(HOW TO COMPLETE THIS TASK): How many lines of the listing below contain "icon"? State the number alone.

(SOURCE MATERIAL):

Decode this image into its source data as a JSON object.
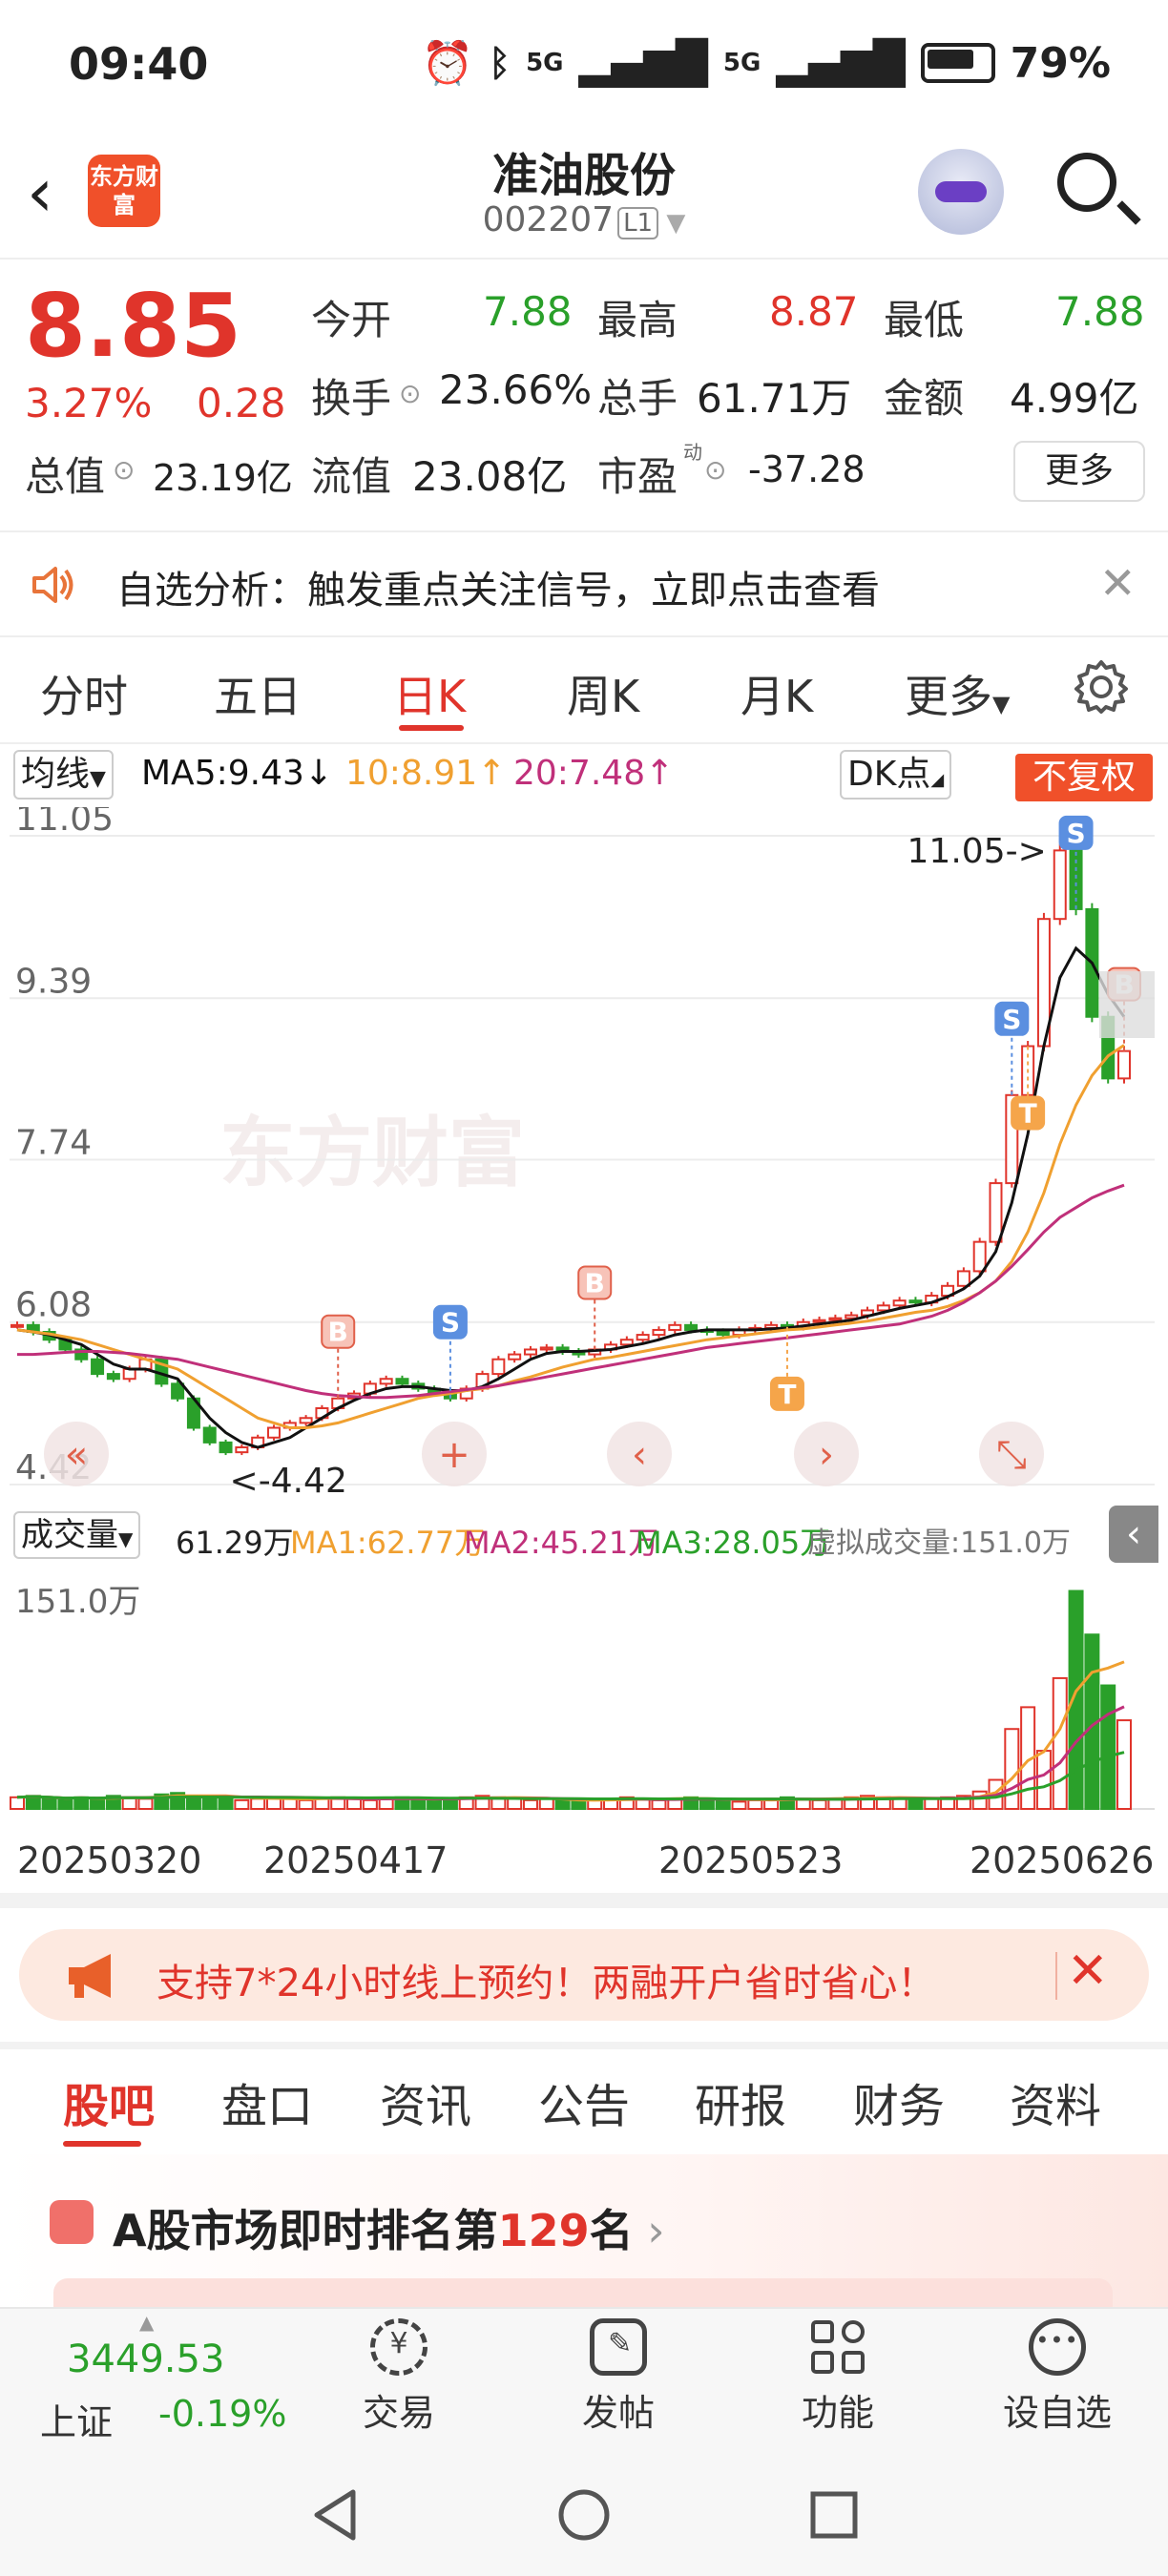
{
  "status_bar": {
    "time": "09:40",
    "battery": "79%",
    "net1": "5G",
    "net2": "5G"
  },
  "header": {
    "title": "准油股份",
    "code": "002207",
    "level": "L1",
    "logo_text": "东方财富"
  },
  "quote": {
    "price": "8.85",
    "pct": "3.27%",
    "change": "0.28",
    "open_label": "今开",
    "open": "7.88",
    "high_label": "最高",
    "high": "8.87",
    "low_label": "最低",
    "low": "7.88",
    "turnover_label": "换手",
    "turnover": "23.66%",
    "volume_label": "总手",
    "volume": "61.71万",
    "amount_label": "金额",
    "amount": "4.99亿",
    "mktcap_label": "总值",
    "mktcap": "23.19亿",
    "float_label": "流值",
    "float": "23.08亿",
    "pe_label": "市盈",
    "pe_sup": "动",
    "pe": "-37.28",
    "more": "更多"
  },
  "notice": {
    "text": "自选分析：触发重点关注信号，立即点击查看"
  },
  "kline_tabs": [
    "分时",
    "五日",
    "日K",
    "周K",
    "月K",
    "更多"
  ],
  "ma_bar": {
    "selector": "均线",
    "ma5": "MA5:9.43",
    "ma10": "10:8.91",
    "ma20": "20:7.48",
    "dk": "DK点",
    "fq": "不复权"
  },
  "colors": {
    "up": "#e0342b",
    "down": "#2aa02a",
    "ma5": "#111111",
    "ma10": "#f0a030",
    "ma20": "#c0307a",
    "accent": "#f0502a"
  },
  "chart_data": {
    "type": "candlestick",
    "y_ticks": [
      "11.05",
      "9.39",
      "7.74",
      "6.08",
      "4.42"
    ],
    "ylim": [
      4.42,
      11.05
    ],
    "max_label": "11.05->",
    "min_label": "<-4.42",
    "x_labels": [
      "20250320",
      "20250417",
      "20250523",
      "20250626"
    ],
    "closes": [
      6.05,
      5.98,
      5.9,
      5.8,
      5.7,
      5.55,
      5.5,
      5.6,
      5.7,
      5.45,
      5.3,
      5.0,
      4.85,
      4.75,
      4.8,
      4.9,
      5.0,
      5.05,
      5.1,
      5.2,
      5.3,
      5.35,
      5.45,
      5.5,
      5.45,
      5.4,
      5.35,
      5.3,
      5.4,
      5.55,
      5.7,
      5.75,
      5.8,
      5.82,
      5.78,
      5.75,
      5.8,
      5.85,
      5.9,
      5.95,
      6.0,
      6.05,
      6.0,
      5.98,
      5.95,
      6.0,
      6.02,
      6.05,
      6.03,
      6.08,
      6.1,
      6.12,
      6.15,
      6.2,
      6.25,
      6.3,
      6.28,
      6.35,
      6.45,
      6.6,
      6.9,
      7.5,
      8.4,
      8.9,
      10.2,
      10.9,
      10.3,
      9.2,
      8.57,
      8.85
    ],
    "ma5": [
      6.0,
      5.98,
      5.95,
      5.9,
      5.85,
      5.75,
      5.65,
      5.6,
      5.6,
      5.55,
      5.5,
      5.3,
      5.1,
      4.95,
      4.85,
      4.8,
      4.85,
      4.9,
      5.0,
      5.1,
      5.2,
      5.28,
      5.35,
      5.4,
      5.42,
      5.42,
      5.4,
      5.38,
      5.38,
      5.42,
      5.5,
      5.6,
      5.7,
      5.76,
      5.78,
      5.78,
      5.79,
      5.8,
      5.83,
      5.86,
      5.9,
      5.95,
      5.98,
      6.0,
      6.0,
      6.0,
      6.0,
      6.01,
      6.02,
      6.04,
      6.06,
      6.08,
      6.1,
      6.14,
      6.18,
      6.22,
      6.25,
      6.28,
      6.34,
      6.42,
      6.55,
      6.8,
      7.3,
      8.0,
      8.9,
      9.6,
      9.9,
      9.75,
      9.43,
      9.2
    ],
    "ma10": [
      6.0,
      5.98,
      5.96,
      5.93,
      5.9,
      5.85,
      5.8,
      5.75,
      5.7,
      5.65,
      5.6,
      5.5,
      5.4,
      5.3,
      5.2,
      5.1,
      5.05,
      5.0,
      5.0,
      5.02,
      5.05,
      5.1,
      5.15,
      5.2,
      5.25,
      5.3,
      5.33,
      5.35,
      5.38,
      5.4,
      5.43,
      5.48,
      5.52,
      5.57,
      5.62,
      5.66,
      5.7,
      5.72,
      5.75,
      5.78,
      5.81,
      5.84,
      5.87,
      5.9,
      5.92,
      5.94,
      5.96,
      5.98,
      6.0,
      6.01,
      6.03,
      6.05,
      6.07,
      6.09,
      6.12,
      6.15,
      6.18,
      6.2,
      6.24,
      6.3,
      6.38,
      6.5,
      6.7,
      7.0,
      7.4,
      7.9,
      8.3,
      8.6,
      8.8,
      8.91
    ],
    "ma20": [
      5.75,
      5.75,
      5.76,
      5.77,
      5.78,
      5.78,
      5.77,
      5.76,
      5.74,
      5.72,
      5.7,
      5.66,
      5.62,
      5.58,
      5.54,
      5.5,
      5.46,
      5.42,
      5.38,
      5.35,
      5.33,
      5.32,
      5.31,
      5.31,
      5.32,
      5.33,
      5.35,
      5.37,
      5.39,
      5.41,
      5.43,
      5.46,
      5.49,
      5.52,
      5.55,
      5.58,
      5.61,
      5.64,
      5.67,
      5.7,
      5.73,
      5.76,
      5.79,
      5.82,
      5.84,
      5.86,
      5.88,
      5.9,
      5.92,
      5.94,
      5.96,
      5.98,
      6.0,
      6.02,
      6.04,
      6.06,
      6.1,
      6.14,
      6.2,
      6.28,
      6.38,
      6.5,
      6.65,
      6.82,
      7.0,
      7.15,
      7.25,
      7.35,
      7.42,
      7.48
    ],
    "signals": [
      {
        "label": "B",
        "i": 20,
        "kind": "buy"
      },
      {
        "label": "S",
        "i": 27,
        "kind": "sell"
      },
      {
        "label": "B",
        "i": 36,
        "kind": "buy"
      },
      {
        "label": "S",
        "i": 62,
        "kind": "sell"
      },
      {
        "label": "S",
        "i": 66,
        "kind": "sell"
      },
      {
        "label": "B",
        "i": 69,
        "kind": "buy"
      },
      {
        "label": "T",
        "i": 48,
        "kind": "t"
      },
      {
        "label": "T",
        "i": 63,
        "kind": "t"
      }
    ],
    "watermark": "东方财富"
  },
  "volume_bar": {
    "selector": "成交量",
    "vol": "61.29万",
    "ma1": "MA1:62.77万",
    "ma2": "MA2:45.21万",
    "ma3": "MA3:28.05万",
    "virtual": "虚拟成交量:151.0万",
    "max_label": "151.0万"
  },
  "volume_data": {
    "ylim": [
      0,
      151.0
    ],
    "values": [
      8,
      9,
      7,
      6,
      8,
      7,
      9,
      8,
      7,
      10,
      11,
      9,
      8,
      7,
      6,
      7,
      8,
      7,
      6,
      7,
      8,
      7,
      6,
      7,
      8,
      7,
      6,
      7,
      8,
      9,
      8,
      7,
      6,
      7,
      6,
      5,
      6,
      7,
      8,
      7,
      6,
      7,
      8,
      7,
      6,
      5,
      6,
      7,
      8,
      7,
      6,
      7,
      8,
      9,
      8,
      7,
      6,
      7,
      8,
      9,
      12,
      20,
      55,
      70,
      40,
      90,
      150,
      120,
      85,
      61
    ]
  },
  "ad": {
    "text": "支持7*24小时线上预约！两融开户省时省心！"
  },
  "bottom_tabs": [
    "股吧",
    "盘口",
    "资讯",
    "公告",
    "研报",
    "财务",
    "资料"
  ],
  "rank": {
    "prefix": "A股市场即时排名第",
    "num": "129",
    "suffix": "名"
  },
  "index": {
    "value": "3449.53",
    "name": "上证",
    "pct": "-0.19%"
  },
  "nav": [
    {
      "label": "交易",
      "icon": "yen-exchange-icon"
    },
    {
      "label": "发帖",
      "icon": "edit-post-icon"
    },
    {
      "label": "功能",
      "icon": "grid-apps-icon"
    },
    {
      "label": "设自选",
      "icon": "more-dots-icon"
    }
  ]
}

(ANSWER FOR THIS EXERCISE): 4